BOB MOON: It may be a definitive merger agreement, but that doesn’t mean it’s a done deal. Far from it, say skeptics. There are enormous regulatory hurdles spanning two continents, and investors will have to be persuaded to approve the deal.
Shareholders on both sides of the Atlantic are already taking to their respective corners to fight it out for better terms. Manhattan College finance professor Charles Geisst says US investors are questioning whether the NYSE is moving too fast and paying too much in its quest to diversify beyond stock trading.
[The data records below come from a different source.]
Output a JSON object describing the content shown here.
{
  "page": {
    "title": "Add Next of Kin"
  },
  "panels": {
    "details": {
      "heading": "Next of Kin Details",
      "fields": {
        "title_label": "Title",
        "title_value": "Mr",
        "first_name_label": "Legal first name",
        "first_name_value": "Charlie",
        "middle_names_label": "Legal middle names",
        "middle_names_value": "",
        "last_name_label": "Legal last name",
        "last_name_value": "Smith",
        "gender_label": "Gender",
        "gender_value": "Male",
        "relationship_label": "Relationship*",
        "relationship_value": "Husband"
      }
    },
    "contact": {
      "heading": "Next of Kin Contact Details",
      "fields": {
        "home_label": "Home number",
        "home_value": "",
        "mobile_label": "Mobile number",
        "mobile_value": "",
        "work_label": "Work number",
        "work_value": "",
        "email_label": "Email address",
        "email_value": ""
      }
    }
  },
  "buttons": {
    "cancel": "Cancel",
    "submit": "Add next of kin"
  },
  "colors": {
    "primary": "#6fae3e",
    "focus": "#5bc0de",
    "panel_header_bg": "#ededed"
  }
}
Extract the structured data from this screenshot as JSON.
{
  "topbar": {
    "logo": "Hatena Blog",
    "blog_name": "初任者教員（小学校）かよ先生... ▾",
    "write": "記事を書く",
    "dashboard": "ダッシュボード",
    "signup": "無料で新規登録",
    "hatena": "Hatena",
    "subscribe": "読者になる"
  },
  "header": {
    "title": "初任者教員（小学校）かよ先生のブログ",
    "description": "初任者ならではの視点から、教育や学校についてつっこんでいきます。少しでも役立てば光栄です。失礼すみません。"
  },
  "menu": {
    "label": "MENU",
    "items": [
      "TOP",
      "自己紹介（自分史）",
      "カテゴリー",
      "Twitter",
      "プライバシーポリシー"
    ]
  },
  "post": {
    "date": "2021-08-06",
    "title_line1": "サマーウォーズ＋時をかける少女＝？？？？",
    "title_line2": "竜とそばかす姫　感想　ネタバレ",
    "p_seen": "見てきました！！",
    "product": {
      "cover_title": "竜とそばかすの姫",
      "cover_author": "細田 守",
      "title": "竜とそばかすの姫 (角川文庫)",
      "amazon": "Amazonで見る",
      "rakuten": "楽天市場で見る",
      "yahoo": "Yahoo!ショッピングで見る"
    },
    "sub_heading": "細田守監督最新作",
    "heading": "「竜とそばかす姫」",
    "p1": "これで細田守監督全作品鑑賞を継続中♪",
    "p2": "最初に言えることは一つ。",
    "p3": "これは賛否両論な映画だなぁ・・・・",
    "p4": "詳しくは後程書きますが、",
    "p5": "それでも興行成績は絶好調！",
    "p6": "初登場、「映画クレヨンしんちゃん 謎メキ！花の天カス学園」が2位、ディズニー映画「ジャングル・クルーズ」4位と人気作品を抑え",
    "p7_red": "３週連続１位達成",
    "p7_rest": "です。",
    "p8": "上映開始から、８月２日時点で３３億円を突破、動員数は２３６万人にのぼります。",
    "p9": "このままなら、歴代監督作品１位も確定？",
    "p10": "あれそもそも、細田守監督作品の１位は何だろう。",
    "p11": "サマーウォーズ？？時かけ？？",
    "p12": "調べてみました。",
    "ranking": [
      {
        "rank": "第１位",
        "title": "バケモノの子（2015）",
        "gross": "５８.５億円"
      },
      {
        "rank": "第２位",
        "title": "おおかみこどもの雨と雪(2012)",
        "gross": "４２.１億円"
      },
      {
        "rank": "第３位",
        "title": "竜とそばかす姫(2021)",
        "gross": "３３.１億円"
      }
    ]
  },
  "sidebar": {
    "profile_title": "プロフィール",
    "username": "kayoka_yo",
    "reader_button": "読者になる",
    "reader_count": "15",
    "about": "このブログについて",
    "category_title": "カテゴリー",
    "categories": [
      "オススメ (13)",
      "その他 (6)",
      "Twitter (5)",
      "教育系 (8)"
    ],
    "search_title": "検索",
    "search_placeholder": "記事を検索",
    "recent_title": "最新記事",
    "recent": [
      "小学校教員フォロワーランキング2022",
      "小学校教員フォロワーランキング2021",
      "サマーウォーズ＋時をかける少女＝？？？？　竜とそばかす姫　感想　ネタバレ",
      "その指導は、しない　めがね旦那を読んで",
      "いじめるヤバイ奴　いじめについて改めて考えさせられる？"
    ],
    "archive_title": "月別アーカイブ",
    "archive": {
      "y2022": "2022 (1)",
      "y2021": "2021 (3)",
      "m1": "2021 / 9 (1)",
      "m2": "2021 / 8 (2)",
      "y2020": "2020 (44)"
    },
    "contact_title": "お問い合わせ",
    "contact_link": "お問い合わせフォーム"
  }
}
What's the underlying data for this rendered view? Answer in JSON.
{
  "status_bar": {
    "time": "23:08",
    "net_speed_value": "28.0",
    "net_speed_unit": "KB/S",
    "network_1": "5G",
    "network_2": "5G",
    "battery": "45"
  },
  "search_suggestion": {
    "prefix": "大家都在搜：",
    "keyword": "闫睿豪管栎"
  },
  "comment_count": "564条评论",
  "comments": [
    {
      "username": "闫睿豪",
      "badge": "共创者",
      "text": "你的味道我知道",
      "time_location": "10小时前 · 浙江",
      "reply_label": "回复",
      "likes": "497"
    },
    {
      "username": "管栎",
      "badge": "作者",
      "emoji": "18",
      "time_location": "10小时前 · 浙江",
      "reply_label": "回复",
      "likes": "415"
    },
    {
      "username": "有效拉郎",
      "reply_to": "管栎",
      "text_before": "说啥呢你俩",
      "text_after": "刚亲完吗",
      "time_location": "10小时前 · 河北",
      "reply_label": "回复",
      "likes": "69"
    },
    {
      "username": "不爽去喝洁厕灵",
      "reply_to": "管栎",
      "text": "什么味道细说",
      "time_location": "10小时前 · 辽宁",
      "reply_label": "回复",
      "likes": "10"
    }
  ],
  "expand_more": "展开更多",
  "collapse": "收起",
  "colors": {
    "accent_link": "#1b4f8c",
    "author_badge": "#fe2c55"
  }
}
CHARLES GEISST: I think there’s a major suspicion that the reason the New York Stock Exchange wants Euronext is simply because of its non-securities trading, which of course is substantial. And, while that may be admirable, it seems like a very high price to pay for it.
Critics also fear the massive merger could distract the NYSE from cutting costs after its groundbreaking link-up with the electronic exchange Archipelago earlier this year.
In New York, I’m Bob Moon for Marketplace.